In the interest of full disclosure, I need to tell you that the MOC is my favorite romance novel plot. Any book with a forced marriage will come away with an automatic star. But Harmony is a little different- MOC’s can be made or broken pretty much at will; a Covenant Marriage is for life. Any MOC that results in a child being born automatically becomes a Covenant Marriage. All kinds of good possibilities there!

Jayne is really good here, with her trademark action and usual-suspects reveal. She can do sensual tension better than anyone, and her sense of humor is intact. I think you’ll like her unusual critters as much as I do. The heroines of Harmony all have companion animals that have six legs, bright blue eyes, and look like a big ball of dryer lint. They’re called dust bunnies. They have a second pair of red eyes and fangs, too; but by the time you see them it’s too late.

Check out Jayne’s site for a complete list of all the Harmony novels. They’re highly sensual, and action filled but not graphically gory. Thank you, Jayne!


Kimber Li said...

Awesome review, Robyn!

Too often, Futuristics and Science Fiction Romance are marketed in such a way that they all feel the same, an Endless Parade of Sameness. This puzzles me because most people love Science Fiction flavored stories to explore the fantastic unknown. The cover and the title of DARK LIGHT appears to me to be more of the same. Yawn. Normally, I wouldn't even pick it up to read the back blurb. However, your review has proved my initial assumption wrong. It sounds wonderfully multi-dimensional!

We should tell Heather over at the Galaxy Express about this one. I can't be the only one who has passed up novels like DARK LIGHT because it was SFR which appeared to be more of the same.

Robyn said...

Oh, I understand. The covers of these have been simply awful.
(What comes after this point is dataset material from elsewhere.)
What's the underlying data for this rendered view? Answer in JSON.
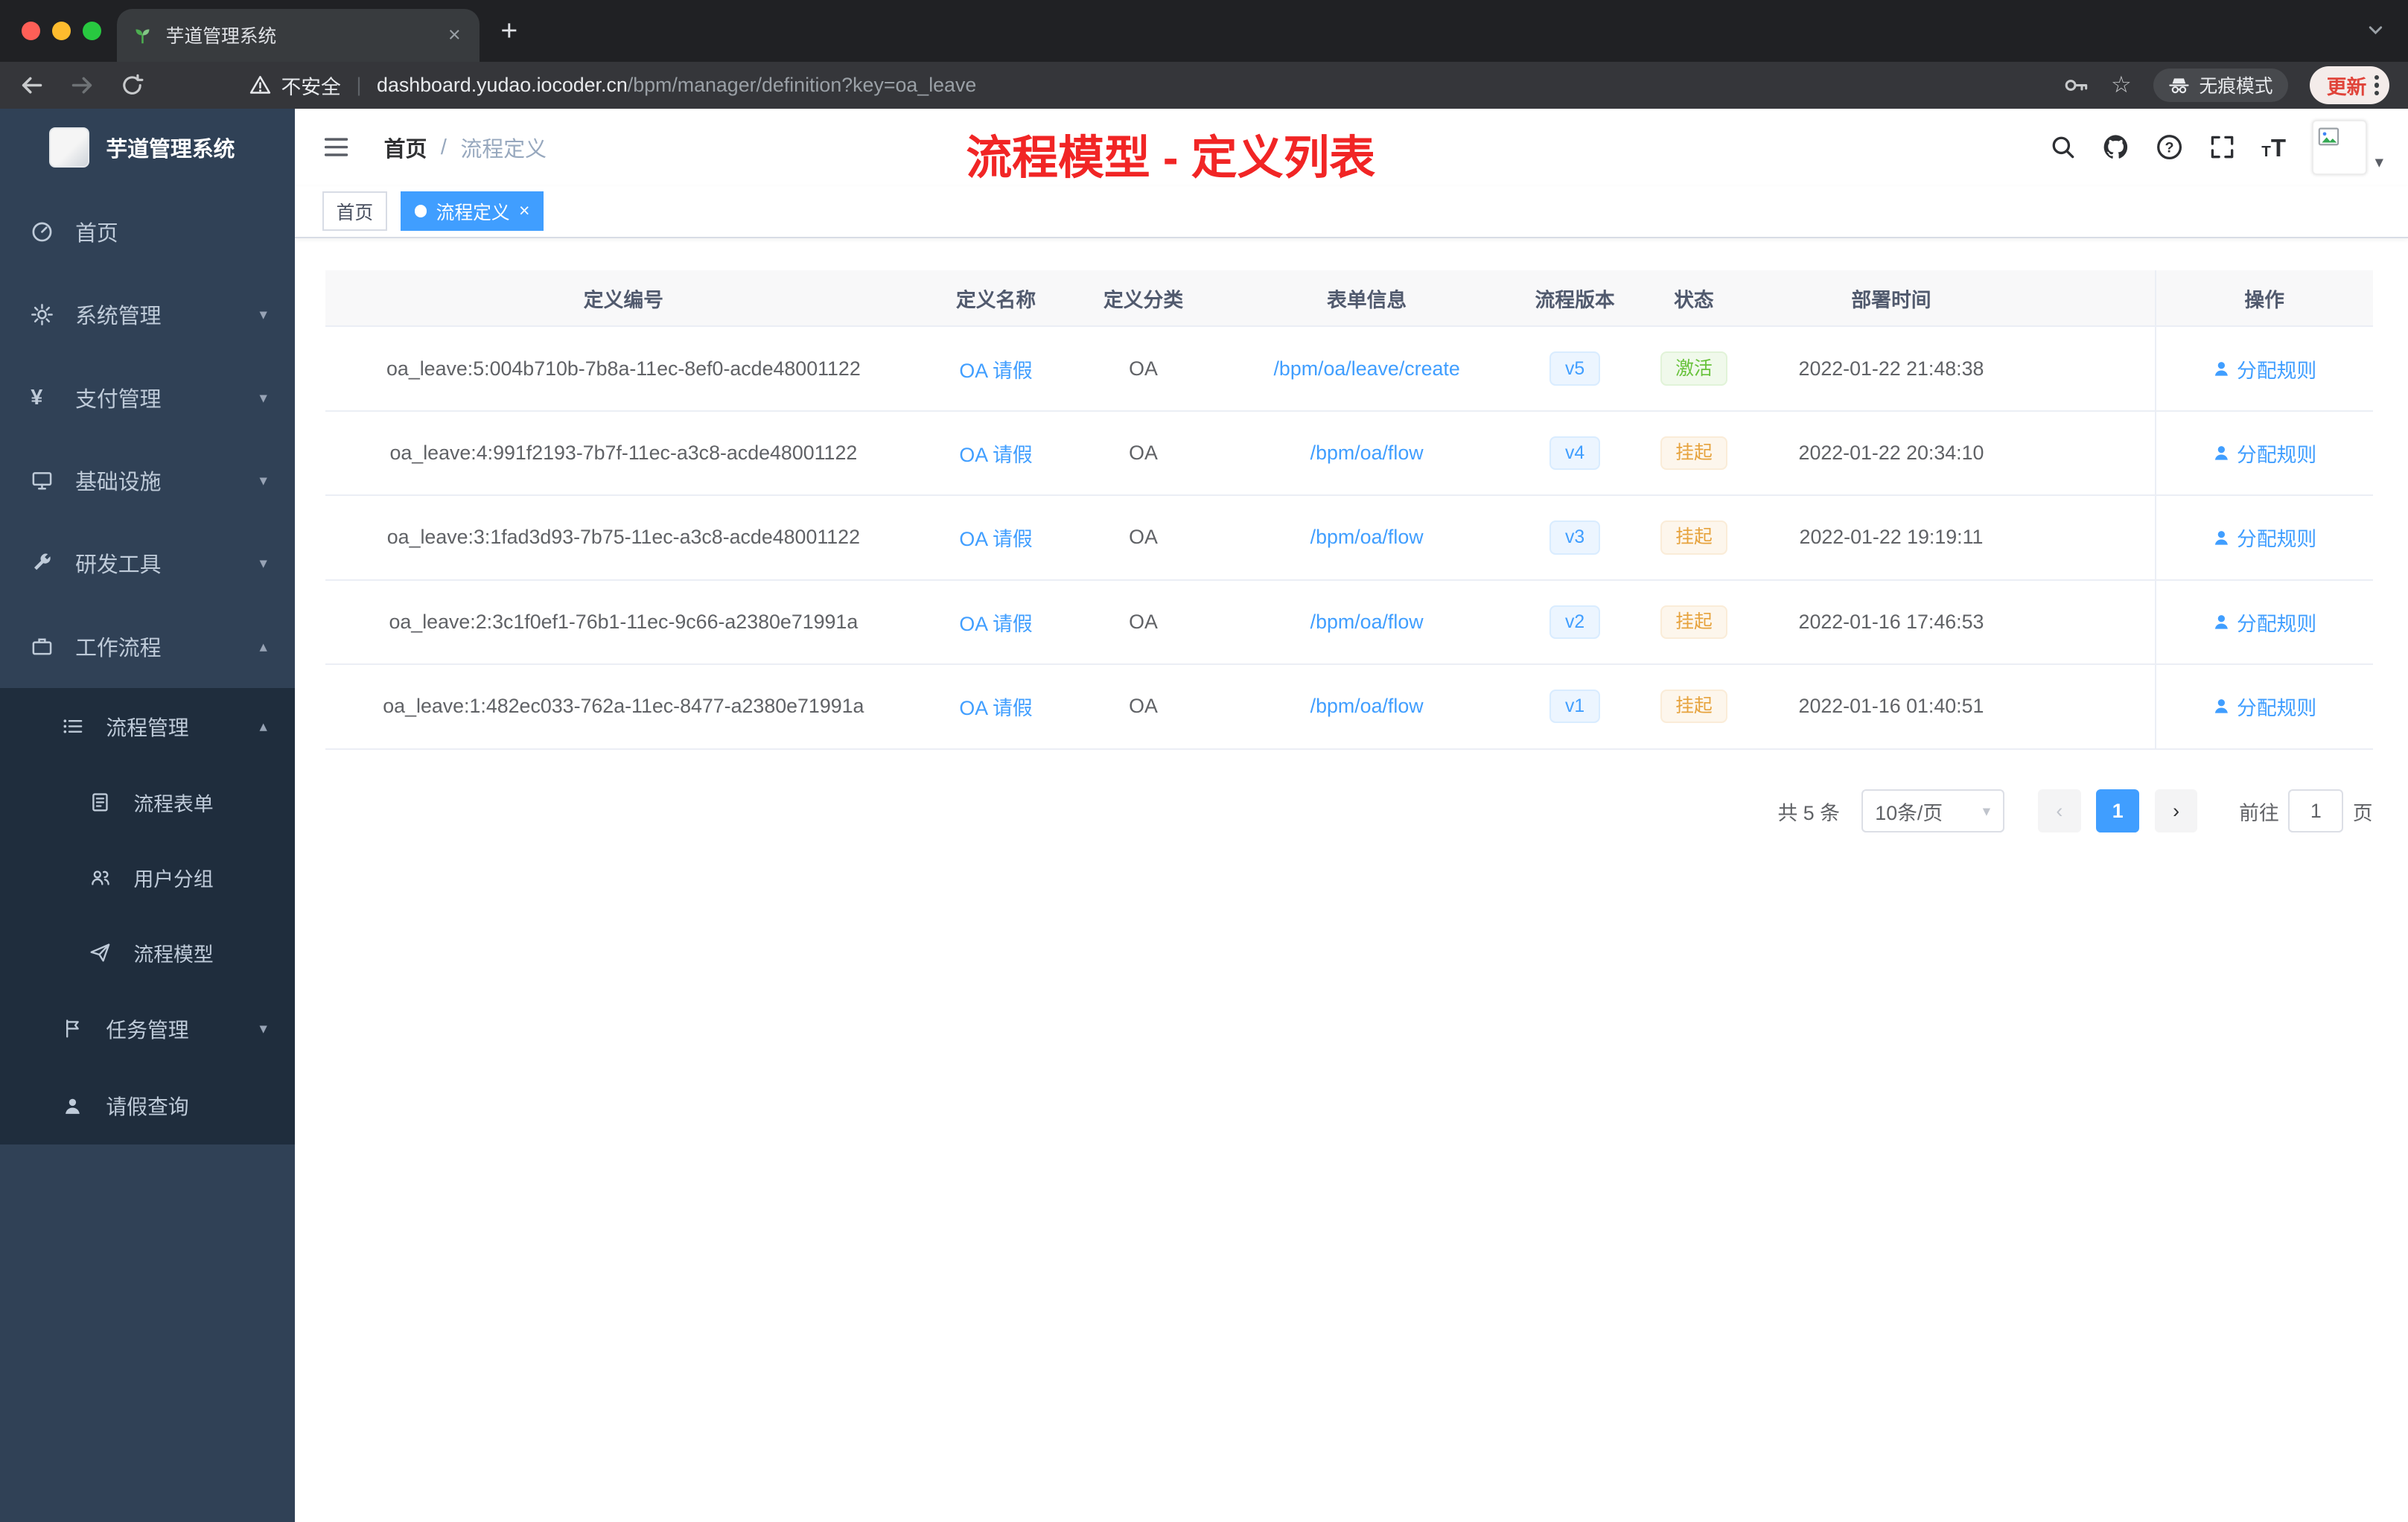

The term 'light' actually refers to the ghosts in the book- and there are different colors in the spectrum. Green is usual, blue is freaky, and dark is...just that. Montana can manipulate dark light.

Mfitz said...

Kimber an, you are so right about the covers on the Jayne Castle books. Her books are SFR-lite really more Paranormal-Fantasy Romance than SF, but they are fun romps. The covers for the series have been simply wretched. Vague floaty spun sugar and waxed pecs sort of thing that don't really catch the Indian Jones/Tomb Raider feel of the storylines.